When rust does appear it is typically only surface rust and can be removed easily with the right cleaners. Kohler recommends Bar Keepers Friend MORE Spray and Foam Cleaner and Autosol®. Apply the cleaner with a nonabrasive cloth or sponge, working with, not across, the grain. Do not use steel wool, wire brushes or abrasive sponge pads. Use only non-scratch cleaning pads. Rinse thoroughly and towel dry all surface after cleaning.
Rust Around the Rim of a Cast Iron Lavatory: Similar to drain rust, rust around the rim of a Cast Iron lavatory occurs when the sealant is compromised, forming fine cracks and gaps. This can occur from age, cleaners used, or improper application during installation. Water can seep underneath the caulk, oxidize and form rust along the rim. If left unattended, the rust can affect the rim of the lavatory, causing corrosion, cracking and chipping. Rim rust is caused by the deterioration of the caulk due to age, cleaners used, or improper application during installation.
Corrective Action to Remove Rim Rust:
- Remove existing caulk or sealant. Take care to avoid countertop contact with rust remover.
- Clean affected areas with Super Iron Out Rust Remover, Whink Rust and Iron Stain Remover or Bar Keepers friend.
- Apply coating of Rustoleum to rim area.
- Apply touch-up paint (Kohler part # 500306-**) to affected enameled areas. Let dry between layers.
- Apply bead of silicone sealant around rim area.
- Immediately spray with soapy water to prevent the silicone from prematurely curing.
- Run soapy finger around perimeter of sink in siliconed area to compress silicone in for proper seal.
- Remove any excess sealant or residue with soapy towel.
- Let the sealant cure for a 2 hour minimum then remove soapy film with warm water
Corrective Action to Remove Rust Spots, Drain or Overflow Ferrule Rust:
- If involving the drain or overflow ferrule, remove the drain/ferrule. If the rust does not involve the drain or overflow ferrule, continue to step 2.
- Thoroughly clean the affected area with Super Iron Out Rust Remover, Whink Rust and Iron Stain Remover or Bar Keepers friend. If the ferrule has been affected by the rust, a new ferrule will need to be ordered. Please see the online service part store to order part number 85121-**.
- Reinstall the assembly, taking care to completely seal the drain flange or overflow ferrule with plumbers putty or 100% silicone sealant.
Corrective Action to Remove Rust from Cast Iron Tub Bottoms:
Products to Use: Whink Rust & Iron Stain Remover, Super Iron-Out Rust & Stain Remover or Naval Jelly
Scrubbing Products to Use: (3M) Cleaning pad, Stiff Bristle Brush
*When working with these products using hot water, they do tend to smell very strong.
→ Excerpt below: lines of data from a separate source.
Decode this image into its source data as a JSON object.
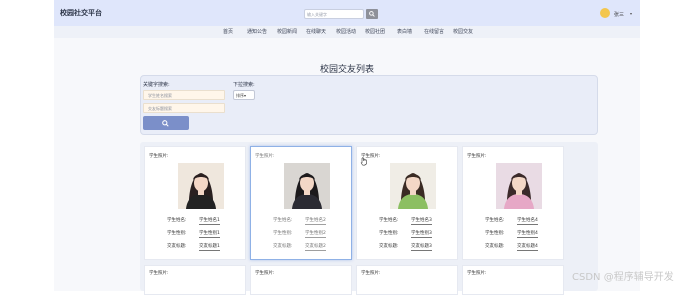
{
  "header": {
    "brand": "校园社交平台",
    "search_placeholder": "输入关键字",
    "user_name": "张三",
    "caret": "▾"
  },
  "nav": {
    "items": [
      "首页",
      "通知公告",
      "校园新闻",
      "在线聊天",
      "校园活动",
      "校园社团",
      "表白墙",
      "在线留言",
      "校园交友"
    ]
  },
  "page": {
    "title": "校园交友列表"
  },
  "filter": {
    "keyword_label": "关键字搜索:",
    "name_placeholder": "学生姓名搜索",
    "title_placeholder": "交友标题搜索",
    "dropdown_label": "下拉搜索:",
    "dropdown_value": "排序▾"
  },
  "cards": [
    {
      "photo_label": "学生照片:",
      "name_label": "学生姓名:",
      "name": "学生姓名1",
      "id_label": "学生性别:",
      "gender": "学生性别1",
      "title_label": "交友标题:",
      "friend_title": "交友标题1",
      "hair": "#2a2020",
      "bg": "#efe7dd",
      "shirt": "#222222"
    },
    {
      "photo_label": "学生照片:",
      "name_label": "学生姓名:",
      "name": "学生姓名2",
      "id_label": "学生性别:",
      "gender": "学生性别2",
      "title_label": "交友标题:",
      "friend_title": "交友标题2",
      "hair": "#1c1a1c",
      "bg": "#d9d6d2",
      "shirt": "#2b2b33"
    },
    {
      "photo_label": "学生照片:",
      "name_label": "学生姓名:",
      "name": "学生姓名3",
      "id_label": "学生性别:",
      "gender": "学生性别3",
      "title_label": "交友标题:",
      "friend_title": "交友标题3",
      "hair": "#3a2b24",
      "bg": "#f0ede6",
      "shirt": "#8cbf62"
    },
    {
      "photo_label": "学生照片:",
      "name_label": "学生姓名:",
      "name": "学生姓名4",
      "id_label": "学生性别:",
      "gender": "学生性别4",
      "title_label": "交友标题:",
      "friend_title": "交友标题4",
      "hair": "#3b2a2a",
      "bg": "#e9dbe4",
      "shirt": "#e6a8c6"
    }
  ],
  "cards_row2": [
    {
      "photo_label": "学生照片:"
    },
    {
      "photo_label": "学生照片:"
    },
    {
      "photo_label": "学生照片:"
    },
    {
      "photo_label": "学生照片:"
    }
  ],
  "watermark": "CSDN @程序辅导开发",
  "colors": {
    "topbar": "#dfe6fb",
    "search_button": "#7b8fc9",
    "avatar": "#f3c64d"
  }
}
Make sure the area you are working in is well ventilated; Kohler recommends to turn the bath fan ON. You might also consider having the person that does the cleaning wear a respirator.
**If cleaning rust from a crack in the enamel, you should apply super glue over the cracked area in the enamel. Let the Super Glue set for at least 12 hours and then wipe off. If application occurs on the gritblast pattern, carefully use a razor blade to remove the glue skin. This will seal the crack from future water penetration.
- Run HOT water into tub, let stand for 15 minutes.
- Drain water and apply rust remover directly to each stained area. Let stand for 10 minutes.
- Scrub each area with recommended scrubbing product.
- Rinse with HOT water and inspect the non-slip area for rust stains.
- If stains are still present, repeat steps 1-5 for a 2nd or 3rd cleaning process.
- When rust has been removed, rinse thoroughly. This last rinse is very important to remove the metal particles that were on the non-slip pattern. If a good rinse isn't done, the stain may come back.